#### [EXERCISE REQUIREMENTS]
Search the data for the string "Customer", and report each line where it is found.

#### [EXERCISE INPUTS]

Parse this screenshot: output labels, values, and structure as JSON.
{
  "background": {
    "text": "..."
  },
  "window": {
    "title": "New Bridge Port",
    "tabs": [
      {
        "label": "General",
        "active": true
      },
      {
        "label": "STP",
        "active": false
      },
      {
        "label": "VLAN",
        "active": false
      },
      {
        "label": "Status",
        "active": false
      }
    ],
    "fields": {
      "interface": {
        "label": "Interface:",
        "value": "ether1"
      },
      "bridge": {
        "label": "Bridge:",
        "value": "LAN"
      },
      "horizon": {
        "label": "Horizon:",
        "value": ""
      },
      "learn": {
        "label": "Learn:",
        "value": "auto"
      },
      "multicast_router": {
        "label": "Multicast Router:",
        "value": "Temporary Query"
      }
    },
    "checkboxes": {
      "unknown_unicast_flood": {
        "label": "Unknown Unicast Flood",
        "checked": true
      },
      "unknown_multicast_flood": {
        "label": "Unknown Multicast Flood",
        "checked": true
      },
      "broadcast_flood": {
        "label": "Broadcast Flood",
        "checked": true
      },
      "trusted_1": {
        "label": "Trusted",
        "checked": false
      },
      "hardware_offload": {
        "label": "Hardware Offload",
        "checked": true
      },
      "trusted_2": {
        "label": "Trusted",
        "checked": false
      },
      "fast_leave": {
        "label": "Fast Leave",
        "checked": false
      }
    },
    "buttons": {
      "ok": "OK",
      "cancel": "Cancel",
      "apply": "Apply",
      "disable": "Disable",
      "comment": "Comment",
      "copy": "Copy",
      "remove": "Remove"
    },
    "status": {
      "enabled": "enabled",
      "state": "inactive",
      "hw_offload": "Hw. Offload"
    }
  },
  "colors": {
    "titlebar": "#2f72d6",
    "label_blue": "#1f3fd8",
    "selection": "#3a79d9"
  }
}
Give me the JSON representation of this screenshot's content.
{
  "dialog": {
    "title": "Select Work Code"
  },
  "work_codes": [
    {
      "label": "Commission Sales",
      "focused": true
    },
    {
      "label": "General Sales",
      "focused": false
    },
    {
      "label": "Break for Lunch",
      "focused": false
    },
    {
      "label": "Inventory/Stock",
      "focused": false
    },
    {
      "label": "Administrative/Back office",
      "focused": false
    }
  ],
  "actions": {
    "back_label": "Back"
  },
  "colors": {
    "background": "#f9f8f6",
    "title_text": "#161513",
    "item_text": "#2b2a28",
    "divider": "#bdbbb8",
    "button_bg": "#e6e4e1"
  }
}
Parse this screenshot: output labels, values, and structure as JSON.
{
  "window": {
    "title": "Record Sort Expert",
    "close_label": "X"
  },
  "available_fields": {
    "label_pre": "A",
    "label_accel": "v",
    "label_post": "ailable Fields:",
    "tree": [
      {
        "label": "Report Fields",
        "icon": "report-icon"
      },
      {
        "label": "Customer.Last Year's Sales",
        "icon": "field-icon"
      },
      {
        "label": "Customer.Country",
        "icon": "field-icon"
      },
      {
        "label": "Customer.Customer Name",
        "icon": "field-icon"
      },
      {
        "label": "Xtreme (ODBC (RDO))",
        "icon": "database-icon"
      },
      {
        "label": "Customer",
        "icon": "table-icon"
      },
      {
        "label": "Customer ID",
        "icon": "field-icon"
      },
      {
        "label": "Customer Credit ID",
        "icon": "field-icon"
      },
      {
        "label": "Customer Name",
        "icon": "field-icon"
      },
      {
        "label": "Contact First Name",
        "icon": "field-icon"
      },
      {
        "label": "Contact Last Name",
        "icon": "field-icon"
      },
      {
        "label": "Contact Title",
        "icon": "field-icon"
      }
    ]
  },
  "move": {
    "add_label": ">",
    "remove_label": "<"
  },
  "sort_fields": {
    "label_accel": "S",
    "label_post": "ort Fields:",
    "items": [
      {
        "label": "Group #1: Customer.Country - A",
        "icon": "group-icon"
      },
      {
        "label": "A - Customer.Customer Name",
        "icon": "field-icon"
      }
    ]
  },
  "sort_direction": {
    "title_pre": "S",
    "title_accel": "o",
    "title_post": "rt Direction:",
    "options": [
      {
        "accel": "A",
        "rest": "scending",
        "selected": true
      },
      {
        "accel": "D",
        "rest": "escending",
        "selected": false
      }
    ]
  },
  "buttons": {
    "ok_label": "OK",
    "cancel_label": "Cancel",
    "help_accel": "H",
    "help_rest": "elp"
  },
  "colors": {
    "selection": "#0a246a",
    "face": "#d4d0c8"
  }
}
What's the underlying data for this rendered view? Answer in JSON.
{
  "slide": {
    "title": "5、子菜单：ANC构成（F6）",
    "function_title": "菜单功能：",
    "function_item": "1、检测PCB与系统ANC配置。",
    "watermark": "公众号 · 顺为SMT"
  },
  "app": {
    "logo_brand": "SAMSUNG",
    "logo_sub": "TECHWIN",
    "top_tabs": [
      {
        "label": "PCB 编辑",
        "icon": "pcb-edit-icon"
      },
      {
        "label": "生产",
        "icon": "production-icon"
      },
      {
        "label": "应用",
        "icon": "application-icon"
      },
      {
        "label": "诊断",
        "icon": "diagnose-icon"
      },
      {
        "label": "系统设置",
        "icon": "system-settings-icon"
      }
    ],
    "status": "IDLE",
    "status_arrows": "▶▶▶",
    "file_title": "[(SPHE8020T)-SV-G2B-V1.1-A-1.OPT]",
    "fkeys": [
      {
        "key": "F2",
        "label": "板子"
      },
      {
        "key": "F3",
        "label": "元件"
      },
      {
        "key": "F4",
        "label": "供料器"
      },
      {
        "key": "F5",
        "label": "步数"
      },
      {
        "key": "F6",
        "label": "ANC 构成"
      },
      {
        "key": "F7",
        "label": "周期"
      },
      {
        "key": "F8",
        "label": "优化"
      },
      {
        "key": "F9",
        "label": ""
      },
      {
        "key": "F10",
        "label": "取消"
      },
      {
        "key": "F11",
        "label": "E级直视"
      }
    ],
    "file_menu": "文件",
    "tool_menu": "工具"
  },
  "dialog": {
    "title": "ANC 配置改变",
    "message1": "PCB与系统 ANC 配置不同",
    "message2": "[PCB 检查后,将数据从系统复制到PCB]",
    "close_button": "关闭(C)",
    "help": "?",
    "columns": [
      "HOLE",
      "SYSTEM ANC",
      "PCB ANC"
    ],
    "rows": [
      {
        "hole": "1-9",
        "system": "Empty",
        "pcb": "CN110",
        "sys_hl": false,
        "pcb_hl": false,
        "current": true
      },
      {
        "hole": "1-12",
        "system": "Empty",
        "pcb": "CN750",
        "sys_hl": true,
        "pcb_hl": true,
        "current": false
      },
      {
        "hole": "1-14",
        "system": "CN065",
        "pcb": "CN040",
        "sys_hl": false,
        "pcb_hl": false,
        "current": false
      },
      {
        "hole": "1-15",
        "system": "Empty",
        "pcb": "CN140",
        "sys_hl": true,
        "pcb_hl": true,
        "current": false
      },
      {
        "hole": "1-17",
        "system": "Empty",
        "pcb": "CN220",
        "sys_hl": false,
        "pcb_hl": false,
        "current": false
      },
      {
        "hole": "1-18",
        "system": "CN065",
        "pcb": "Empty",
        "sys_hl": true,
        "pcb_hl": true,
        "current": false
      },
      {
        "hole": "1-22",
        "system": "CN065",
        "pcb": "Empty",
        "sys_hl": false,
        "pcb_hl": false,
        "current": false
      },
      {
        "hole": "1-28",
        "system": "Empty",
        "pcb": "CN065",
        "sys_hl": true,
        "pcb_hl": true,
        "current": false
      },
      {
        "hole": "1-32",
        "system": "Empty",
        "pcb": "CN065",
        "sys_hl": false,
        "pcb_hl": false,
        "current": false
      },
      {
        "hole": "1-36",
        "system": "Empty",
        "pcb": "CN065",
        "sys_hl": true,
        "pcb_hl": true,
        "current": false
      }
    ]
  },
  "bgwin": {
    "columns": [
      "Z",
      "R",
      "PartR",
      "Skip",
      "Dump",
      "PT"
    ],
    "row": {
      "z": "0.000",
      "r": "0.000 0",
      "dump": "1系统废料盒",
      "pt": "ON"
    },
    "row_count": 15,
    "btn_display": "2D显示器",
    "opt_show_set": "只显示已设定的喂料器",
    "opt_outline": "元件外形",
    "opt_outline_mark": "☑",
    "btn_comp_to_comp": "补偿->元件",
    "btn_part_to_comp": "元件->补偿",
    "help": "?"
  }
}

#### [ANSWER SPACE]
        "label": "Customer.Last Year's Sales",
        "label": "Customer.Country",
        "label": "Customer.Customer Name",
        "label": "Customer",
        "label": "Customer ID",
        "label": "Customer Credit ID",
        "label": "Customer Name",
        "label": "Group #1: Customer.Country - A",
        "label": "A - Customer.Customer Name",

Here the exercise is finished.